We don’t have any formal partnership as such. We tend to try and build relationships with community leaders. It’s not always the person with the ANC shirt or DA shirt, although sometimes, it is. Usually it’s somebody that we just see as a really good and trustworthy figure in that community. 

You know, I’m a white privileged kid from Australia, who has lived all around the world and had privilege all his life. What do I know about hardship? Nothing. So it just would be totally illogical for me to come in and start telling people what to do. 

The approach we’re taking is to ask questions and then say “Hey, ok cool, here’s something that together, we might be able to work on to help resolve a challenge that you guys have identified.”


In terms of the goal in these communities, fundamentally, it’s to point people to Jesus. Secondly it’s to give these young guys and girls, particularly young guys, an understanding of the Father’s heart for them. If they haven’t had a physical father, or a good father, that can be a real challenge. The rest of it varies from place to place, but ultimately our goal is to uplift.

Feeding people, in a sense, is the unintended consequence of what we’re doing here in Manenberg over the lockdown period.The intended consequence is delivering dignity and hope to people. It’s about giving people, in terms of the guys who are helping, an understanding of the value that they can create and contribute in society leading to a different sense of self-worth.
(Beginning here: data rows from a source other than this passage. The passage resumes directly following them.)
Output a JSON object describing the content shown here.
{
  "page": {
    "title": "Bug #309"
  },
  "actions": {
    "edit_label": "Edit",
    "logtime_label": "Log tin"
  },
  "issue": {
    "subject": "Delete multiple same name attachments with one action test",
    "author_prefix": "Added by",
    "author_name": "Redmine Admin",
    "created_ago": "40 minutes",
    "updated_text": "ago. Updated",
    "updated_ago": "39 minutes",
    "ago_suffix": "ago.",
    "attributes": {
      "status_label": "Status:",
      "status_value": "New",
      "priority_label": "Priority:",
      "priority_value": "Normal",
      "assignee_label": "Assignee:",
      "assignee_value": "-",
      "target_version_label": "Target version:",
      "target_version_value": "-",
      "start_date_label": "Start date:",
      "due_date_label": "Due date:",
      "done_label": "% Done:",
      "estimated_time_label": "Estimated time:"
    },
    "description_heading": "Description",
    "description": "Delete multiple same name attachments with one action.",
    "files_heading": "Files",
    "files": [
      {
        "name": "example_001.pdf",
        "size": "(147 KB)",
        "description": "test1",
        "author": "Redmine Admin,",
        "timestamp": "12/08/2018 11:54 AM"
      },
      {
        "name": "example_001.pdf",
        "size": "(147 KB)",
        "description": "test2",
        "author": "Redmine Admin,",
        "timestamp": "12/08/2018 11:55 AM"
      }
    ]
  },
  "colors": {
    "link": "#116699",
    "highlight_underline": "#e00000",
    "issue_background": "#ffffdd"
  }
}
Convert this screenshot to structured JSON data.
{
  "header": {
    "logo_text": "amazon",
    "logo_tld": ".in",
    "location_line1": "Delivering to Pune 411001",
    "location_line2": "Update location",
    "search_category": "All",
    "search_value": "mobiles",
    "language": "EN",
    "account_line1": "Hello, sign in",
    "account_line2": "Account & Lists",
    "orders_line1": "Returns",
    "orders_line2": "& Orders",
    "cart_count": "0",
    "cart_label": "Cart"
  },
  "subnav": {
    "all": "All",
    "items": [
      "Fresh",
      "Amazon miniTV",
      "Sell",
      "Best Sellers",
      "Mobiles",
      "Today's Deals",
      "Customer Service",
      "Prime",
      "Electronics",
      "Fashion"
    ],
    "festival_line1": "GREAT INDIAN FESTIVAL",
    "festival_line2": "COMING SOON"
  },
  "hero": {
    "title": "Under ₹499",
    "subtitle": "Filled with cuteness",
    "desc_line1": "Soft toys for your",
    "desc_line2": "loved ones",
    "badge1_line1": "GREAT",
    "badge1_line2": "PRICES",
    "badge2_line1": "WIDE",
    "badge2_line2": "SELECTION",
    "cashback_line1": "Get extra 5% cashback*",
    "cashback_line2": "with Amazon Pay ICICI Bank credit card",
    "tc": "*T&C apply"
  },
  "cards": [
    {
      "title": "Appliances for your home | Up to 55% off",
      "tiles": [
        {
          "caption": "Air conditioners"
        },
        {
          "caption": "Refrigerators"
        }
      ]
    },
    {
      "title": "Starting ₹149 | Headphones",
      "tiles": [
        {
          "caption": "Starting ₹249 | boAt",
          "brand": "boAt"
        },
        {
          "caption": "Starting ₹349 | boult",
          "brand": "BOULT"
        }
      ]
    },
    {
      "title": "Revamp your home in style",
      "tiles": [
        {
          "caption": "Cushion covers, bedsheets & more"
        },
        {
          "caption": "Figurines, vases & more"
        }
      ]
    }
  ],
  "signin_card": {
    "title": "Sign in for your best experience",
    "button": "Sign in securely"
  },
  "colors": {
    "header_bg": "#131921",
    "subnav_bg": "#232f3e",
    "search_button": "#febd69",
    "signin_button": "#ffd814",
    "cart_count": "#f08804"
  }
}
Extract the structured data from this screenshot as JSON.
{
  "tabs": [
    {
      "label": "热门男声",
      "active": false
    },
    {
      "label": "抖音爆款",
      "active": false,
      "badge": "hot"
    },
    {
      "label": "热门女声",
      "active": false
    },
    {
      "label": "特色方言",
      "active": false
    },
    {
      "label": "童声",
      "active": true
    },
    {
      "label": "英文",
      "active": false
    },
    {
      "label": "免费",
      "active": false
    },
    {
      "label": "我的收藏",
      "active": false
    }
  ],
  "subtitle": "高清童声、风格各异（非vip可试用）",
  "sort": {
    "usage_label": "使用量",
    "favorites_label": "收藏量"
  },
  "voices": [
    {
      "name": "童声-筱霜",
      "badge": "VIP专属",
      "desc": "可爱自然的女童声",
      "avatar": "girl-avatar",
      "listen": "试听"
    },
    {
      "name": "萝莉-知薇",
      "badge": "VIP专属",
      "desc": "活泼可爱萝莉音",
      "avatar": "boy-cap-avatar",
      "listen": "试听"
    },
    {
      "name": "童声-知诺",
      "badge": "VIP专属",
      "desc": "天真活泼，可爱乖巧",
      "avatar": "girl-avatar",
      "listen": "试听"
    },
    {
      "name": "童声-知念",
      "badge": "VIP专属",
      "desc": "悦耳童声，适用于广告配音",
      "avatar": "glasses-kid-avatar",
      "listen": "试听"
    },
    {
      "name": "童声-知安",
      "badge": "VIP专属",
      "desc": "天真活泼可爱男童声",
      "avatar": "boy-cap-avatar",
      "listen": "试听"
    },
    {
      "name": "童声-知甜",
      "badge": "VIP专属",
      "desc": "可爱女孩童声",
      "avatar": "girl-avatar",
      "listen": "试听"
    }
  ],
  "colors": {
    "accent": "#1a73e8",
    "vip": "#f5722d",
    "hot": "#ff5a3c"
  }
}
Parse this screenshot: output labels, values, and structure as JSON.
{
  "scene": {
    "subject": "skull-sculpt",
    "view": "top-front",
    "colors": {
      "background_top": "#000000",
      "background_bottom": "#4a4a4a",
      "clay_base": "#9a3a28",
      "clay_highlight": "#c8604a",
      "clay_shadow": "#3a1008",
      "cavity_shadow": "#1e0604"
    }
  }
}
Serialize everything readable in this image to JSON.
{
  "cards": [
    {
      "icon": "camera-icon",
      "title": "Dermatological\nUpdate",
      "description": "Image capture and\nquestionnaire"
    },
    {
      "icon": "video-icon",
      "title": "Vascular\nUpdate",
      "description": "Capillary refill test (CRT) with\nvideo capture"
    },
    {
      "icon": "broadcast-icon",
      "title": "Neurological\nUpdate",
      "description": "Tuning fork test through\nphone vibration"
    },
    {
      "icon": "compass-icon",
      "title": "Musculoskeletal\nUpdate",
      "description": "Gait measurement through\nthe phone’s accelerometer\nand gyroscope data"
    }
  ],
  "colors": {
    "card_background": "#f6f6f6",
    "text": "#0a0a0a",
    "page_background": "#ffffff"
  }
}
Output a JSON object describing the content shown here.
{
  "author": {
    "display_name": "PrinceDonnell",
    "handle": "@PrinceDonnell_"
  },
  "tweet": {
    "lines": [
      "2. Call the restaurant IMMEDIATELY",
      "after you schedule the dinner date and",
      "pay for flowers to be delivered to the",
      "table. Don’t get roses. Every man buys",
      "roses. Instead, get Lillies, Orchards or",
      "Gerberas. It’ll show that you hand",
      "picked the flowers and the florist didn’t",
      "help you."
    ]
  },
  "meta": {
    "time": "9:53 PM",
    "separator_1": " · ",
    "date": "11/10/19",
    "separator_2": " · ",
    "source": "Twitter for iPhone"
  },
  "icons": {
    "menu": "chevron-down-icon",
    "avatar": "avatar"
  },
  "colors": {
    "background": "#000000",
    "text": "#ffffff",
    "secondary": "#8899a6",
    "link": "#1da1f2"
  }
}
FEATURED IMAGE: Left: Steele-Smith with Kim Cassel from Mitchells Plain, who runs a youth dance studio, and police officer Dave on a food handout to approximately 280 houses in ‘the tuck’, Strandfontein, Wednesday 15 April. Right: Sansime Hassan, leader of the Cleverkidz, handing out parcels in Manenberg on 15 April, as part of a drive to hand out several thousand eggs and food. Photos: Courtesy Andie Steele-Smith.